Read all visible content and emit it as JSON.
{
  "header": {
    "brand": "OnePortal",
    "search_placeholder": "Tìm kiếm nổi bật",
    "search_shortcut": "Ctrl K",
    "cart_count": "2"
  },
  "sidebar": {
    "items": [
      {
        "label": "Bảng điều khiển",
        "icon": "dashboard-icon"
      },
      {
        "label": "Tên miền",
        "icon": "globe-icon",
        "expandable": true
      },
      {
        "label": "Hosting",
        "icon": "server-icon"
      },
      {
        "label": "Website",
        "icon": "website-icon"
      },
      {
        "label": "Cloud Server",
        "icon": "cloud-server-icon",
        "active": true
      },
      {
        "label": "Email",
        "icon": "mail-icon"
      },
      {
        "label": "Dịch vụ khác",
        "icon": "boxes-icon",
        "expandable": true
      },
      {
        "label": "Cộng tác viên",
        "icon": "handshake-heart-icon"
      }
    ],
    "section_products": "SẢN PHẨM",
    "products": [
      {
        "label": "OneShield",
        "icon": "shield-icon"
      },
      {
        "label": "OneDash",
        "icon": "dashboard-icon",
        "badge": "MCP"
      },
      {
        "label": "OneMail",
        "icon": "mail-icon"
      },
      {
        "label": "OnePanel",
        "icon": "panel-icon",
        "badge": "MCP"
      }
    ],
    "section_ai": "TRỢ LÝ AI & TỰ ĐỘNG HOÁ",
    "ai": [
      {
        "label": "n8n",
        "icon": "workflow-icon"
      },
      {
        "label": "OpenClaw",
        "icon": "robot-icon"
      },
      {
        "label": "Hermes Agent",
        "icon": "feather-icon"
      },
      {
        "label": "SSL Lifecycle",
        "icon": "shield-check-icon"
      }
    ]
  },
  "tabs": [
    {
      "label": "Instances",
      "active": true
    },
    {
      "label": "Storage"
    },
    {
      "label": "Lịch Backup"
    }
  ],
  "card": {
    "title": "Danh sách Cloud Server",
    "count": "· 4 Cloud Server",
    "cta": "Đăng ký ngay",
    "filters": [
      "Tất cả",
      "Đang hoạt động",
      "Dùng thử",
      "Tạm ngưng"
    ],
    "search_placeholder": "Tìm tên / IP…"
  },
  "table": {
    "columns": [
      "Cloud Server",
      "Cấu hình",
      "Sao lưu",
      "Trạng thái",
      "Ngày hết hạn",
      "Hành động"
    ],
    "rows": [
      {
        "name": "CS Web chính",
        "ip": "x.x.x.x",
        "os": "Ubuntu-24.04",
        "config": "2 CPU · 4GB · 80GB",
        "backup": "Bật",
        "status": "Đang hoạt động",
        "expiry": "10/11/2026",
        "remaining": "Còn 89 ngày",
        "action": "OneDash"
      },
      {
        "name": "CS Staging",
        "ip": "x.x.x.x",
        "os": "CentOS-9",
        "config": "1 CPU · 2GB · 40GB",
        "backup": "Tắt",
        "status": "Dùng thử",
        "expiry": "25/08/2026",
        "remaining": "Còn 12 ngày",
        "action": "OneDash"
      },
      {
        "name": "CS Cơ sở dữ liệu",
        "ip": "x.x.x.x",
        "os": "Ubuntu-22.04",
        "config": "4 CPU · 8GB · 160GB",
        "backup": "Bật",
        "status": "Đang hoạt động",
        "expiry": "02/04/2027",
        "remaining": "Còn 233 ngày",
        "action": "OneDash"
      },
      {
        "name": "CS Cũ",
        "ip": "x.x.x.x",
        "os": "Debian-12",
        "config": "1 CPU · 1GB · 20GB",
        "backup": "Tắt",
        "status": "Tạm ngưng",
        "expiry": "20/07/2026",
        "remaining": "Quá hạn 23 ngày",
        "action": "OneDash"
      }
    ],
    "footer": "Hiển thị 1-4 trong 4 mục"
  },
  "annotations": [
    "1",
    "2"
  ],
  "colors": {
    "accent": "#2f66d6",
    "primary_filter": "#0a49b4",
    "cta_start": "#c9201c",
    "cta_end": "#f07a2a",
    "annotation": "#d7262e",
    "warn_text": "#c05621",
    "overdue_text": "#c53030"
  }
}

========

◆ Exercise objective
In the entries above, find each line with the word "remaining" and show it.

◆ Exercise result
        "remaining": "Còn 89 ngày",
        "remaining": "Còn 12 ngày",
        "remaining": "Còn 233 ngày",
        "remaining": "Quá hạn 23 ngày",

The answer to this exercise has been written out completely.